Set down every entry again word for word, please, but skip the pictures.
### DATA TO PROCESS
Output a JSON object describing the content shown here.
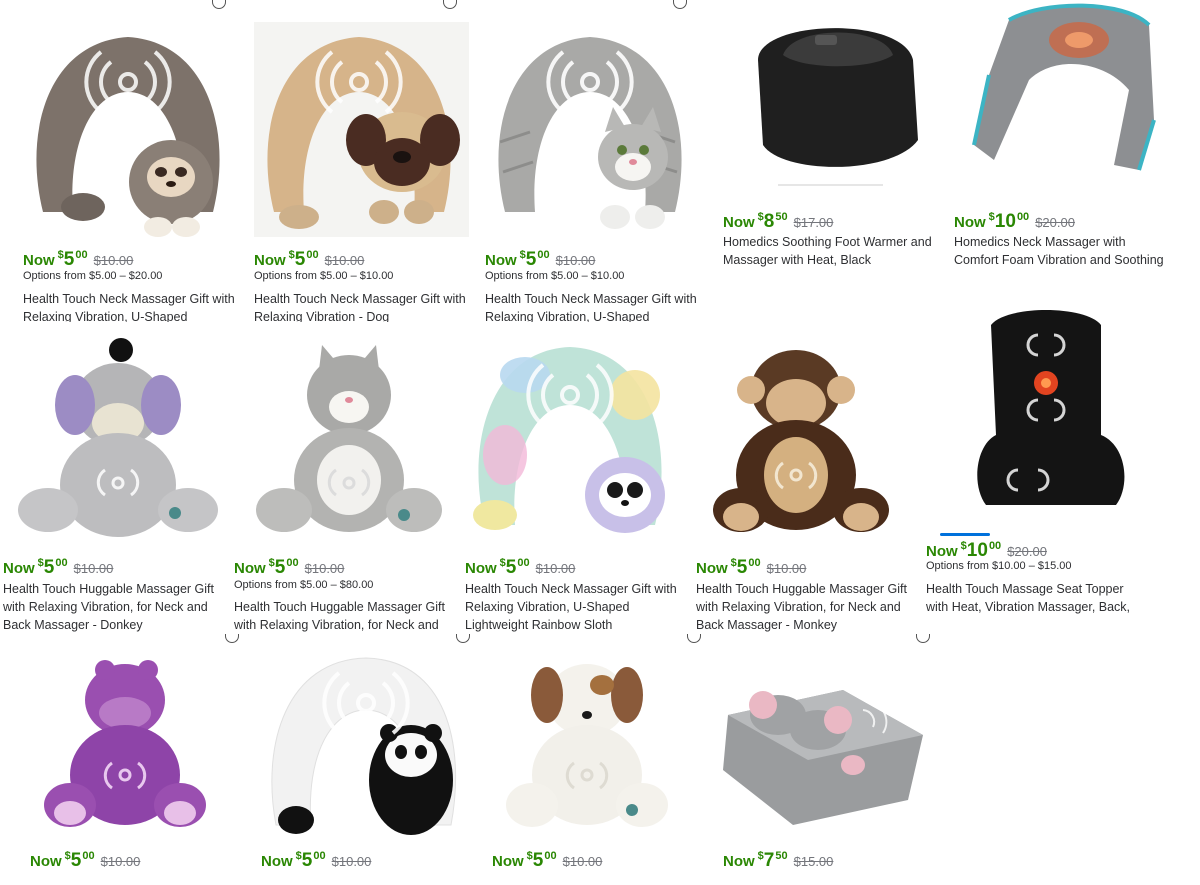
{
  "products": [
    {
      "now_label": "Now",
      "dollar": "$",
      "whole": "5",
      "cents": "00",
      "was": "$10.00",
      "options": "Options from $5.00 – $20.00",
      "title": "Health Touch Neck Massager Gift with Relaxing Vibration, U-Shaped",
      "image": "sloth-neck-pillow-grey"
    },
    {
      "now_label": "Now",
      "dollar": "$",
      "whole": "5",
      "cents": "00",
      "was": "$10.00",
      "options": "Options from $5.00 – $10.00",
      "title": "Health Touch Neck Massager Gift with Relaxing Vibration - Dog",
      "image": "pug-neck-pillow"
    },
    {
      "now_label": "Now",
      "dollar": "$",
      "whole": "5",
      "cents": "00",
      "was": "$10.00",
      "options": "Options from $5.00 – $10.00",
      "title": "Health Touch Neck Massager Gift with Relaxing Vibration, U-Shaped",
      "image": "cat-neck-pillow"
    },
    {
      "now_label": "Now",
      "dollar": "$",
      "whole": "8",
      "cents": "50",
      "was": "$17.00",
      "options": "",
      "title": "Homedics Soothing Foot Warmer and Massager with Heat, Black",
      "image": "foot-warmer-black"
    },
    {
      "now_label": "Now",
      "dollar": "$",
      "whole": "10",
      "cents": "00",
      "was": "$20.00",
      "options": "",
      "title": "Homedics Neck Massager with Comfort Foam Vibration and Soothing Heat",
      "image": "neck-massager-grey"
    },
    {
      "now_label": "Now",
      "dollar": "$",
      "whole": "5",
      "cents": "00",
      "was": "$10.00",
      "options": "",
      "title": "Health Touch Huggable Massager Gift with Relaxing Vibration, for Neck and Back Massager - Donkey",
      "image": "donkey-plush"
    },
    {
      "now_label": "Now",
      "dollar": "$",
      "whole": "5",
      "cents": "00",
      "was": "$10.00",
      "options": "Options from $5.00 – $80.00",
      "title": "Health Touch Huggable Massager Gift with Relaxing Vibration, for Neck and",
      "image": "cat-plush"
    },
    {
      "now_label": "Now",
      "dollar": "$",
      "whole": "5",
      "cents": "00",
      "was": "$10.00",
      "options": "",
      "title": "Health Touch Neck Massager Gift with Relaxing Vibration, U-Shaped Lightweight Rainbow Sloth",
      "image": "rainbow-sloth-pillow"
    },
    {
      "now_label": "Now",
      "dollar": "$",
      "whole": "5",
      "cents": "00",
      "was": "$10.00",
      "options": "",
      "title": "Health Touch Huggable Massager Gift with Relaxing Vibration, for Neck and Back Massager - Monkey",
      "image": "monkey-plush"
    },
    {
      "now_label": "Now",
      "dollar": "$",
      "whole": "10",
      "cents": "00",
      "was": "$20.00",
      "options": "Options from $10.00 – $15.00",
      "title": "Health Touch Massage Seat Topper with Heat, Vibration Massager, Back, Lumbar",
      "image": "seat-topper"
    },
    {
      "now_label": "Now",
      "dollar": "$",
      "whole": "5",
      "cents": "00",
      "was": "$10.00",
      "options": "",
      "title": "",
      "image": "hippo-plush"
    },
    {
      "now_label": "Now",
      "dollar": "$",
      "whole": "5",
      "cents": "00",
      "was": "$10.00",
      "options": "",
      "title": "",
      "image": "panda-neck-pillow"
    },
    {
      "now_label": "Now",
      "dollar": "$",
      "whole": "5",
      "cents": "00",
      "was": "$10.00",
      "options": "",
      "title": "",
      "image": "puppy-plush"
    },
    {
      "now_label": "Now",
      "dollar": "$",
      "whole": "7",
      "cents": "50",
      "was": "$15.00",
      "options": "",
      "title": "",
      "image": "elephant-foot-warmer"
    }
  ],
  "colors": {
    "price_green": "#2a8703",
    "strike_grey": "#74767c",
    "accent_blue": "#0071dc"
  }
}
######
▸ ANSWER FOR THIS EXERCISE
Output a JSON object describing the content shown here.
{
  "products": [
    {
      "now_label": "Now",
      "dollar": "$",
      "whole": "5",
      "cents": "00",
      "was": "$10.00",
      "options": "Options from $5.00 – $20.00",
      "title": "Health Touch Neck Massager Gift with Relaxing Vibration, U-Shaped",
      "image": "sloth-neck-pillow-grey"
    },
    {
      "now_label": "Now",
      "dollar": "$",
      "whole": "5",
      "cents": "00",
      "was": "$10.00",
      "options": "Options from $5.00 – $10.00",
      "title": "Health Touch Neck Massager Gift with Relaxing Vibration - Dog",
      "image": "pug-neck-pillow"
    },
    {
      "now_label": "Now",
      "dollar": "$",
      "whole": "5",
      "cents": "00",
      "was": "$10.00",
      "options": "Options from $5.00 – $10.00",
      "title": "Health Touch Neck Massager Gift with Relaxing Vibration, U-Shaped",
      "image": "cat-neck-pillow"
    },
    {
      "now_label": "Now",
      "dollar": "$",
      "whole": "8",
      "cents": "50",
      "was": "$17.00",
      "options": "",
      "title": "Homedics Soothing Foot Warmer and Massager with Heat, Black",
      "image": "foot-warmer-black"
    },
    {
      "now_label": "Now",
      "dollar": "$",
      "whole": "10",
      "cents": "00",
      "was": "$20.00",
      "options": "",
      "title": "Homedics Neck Massager with Comfort Foam Vibration and Soothing Heat",
      "image": "neck-massager-grey"
    },
    {
      "now_label": "Now",
      "dollar": "$",
      "whole": "5",
      "cents": "00",
      "was": "$10.00",
      "options": "",
      "title": "Health Touch Huggable Massager Gift with Relaxing Vibration, for Neck and Back Massager - Donkey",
      "image": "donkey-plush"
    },
    {
      "now_label": "Now",
      "dollar": "$",
      "whole": "5",
      "cents": "00",
      "was": "$10.00",
      "options": "Options from $5.00 – $80.00",
      "title": "Health Touch Huggable Massager Gift with Relaxing Vibration, for Neck and",
      "image": "cat-plush"
    },
    {
      "now_label": "Now",
      "dollar": "$",
      "whole": "5",
      "cents": "00",
      "was": "$10.00",
      "options": "",
      "title": "Health Touch Neck Massager Gift with Relaxing Vibration, U-Shaped Lightweight Rainbow Sloth",
      "image": "rainbow-sloth-pillow"
    },
    {
      "now_label": "Now",
      "dollar": "$",
      "whole": "5",
      "cents": "00",
      "was": "$10.00",
      "options": "",
      "title": "Health Touch Huggable Massager Gift with Relaxing Vibration, for Neck and Back Massager - Monkey",
      "image": "monkey-plush"
    },
    {
      "now_label": "Now",
      "dollar": "$",
      "whole": "10",
      "cents": "00",
      "was": "$20.00",
      "options": "Options from $10.00 – $15.00",
      "title": "Health Touch Massage Seat Topper with Heat, Vibration Massager, Back, Lumbar",
      "image": "seat-topper"
    },
    {
      "now_label": "Now",
      "dollar": "$",
      "whole": "5",
      "cents": "00",
      "was": "$10.00",
      "options": "",
      "title": "",
      "image": "hippo-plush"
    },
    {
      "now_label": "Now",
      "dollar": "$",
      "whole": "5",
      "cents": "00",
      "was": "$10.00",
      "options": "",
      "title": "",
      "image": "panda-neck-pillow"
    },
    {
      "now_label": "Now",
      "dollar": "$",
      "whole": "5",
      "cents": "00",
      "was": "$10.00",
      "options": "",
      "title": "",
      "image": "puppy-plush"
    },
    {
      "now_label": "Now",
      "dollar": "$",
      "whole": "7",
      "cents": "50",
      "was": "$15.00",
      "options": "",
      "title": "",
      "image": "elephant-foot-warmer"
    }
  ],
  "colors": {
    "price_green": "#2a8703",
    "strike_grey": "#74767c",
    "accent_blue": "#0071dc"
  }
}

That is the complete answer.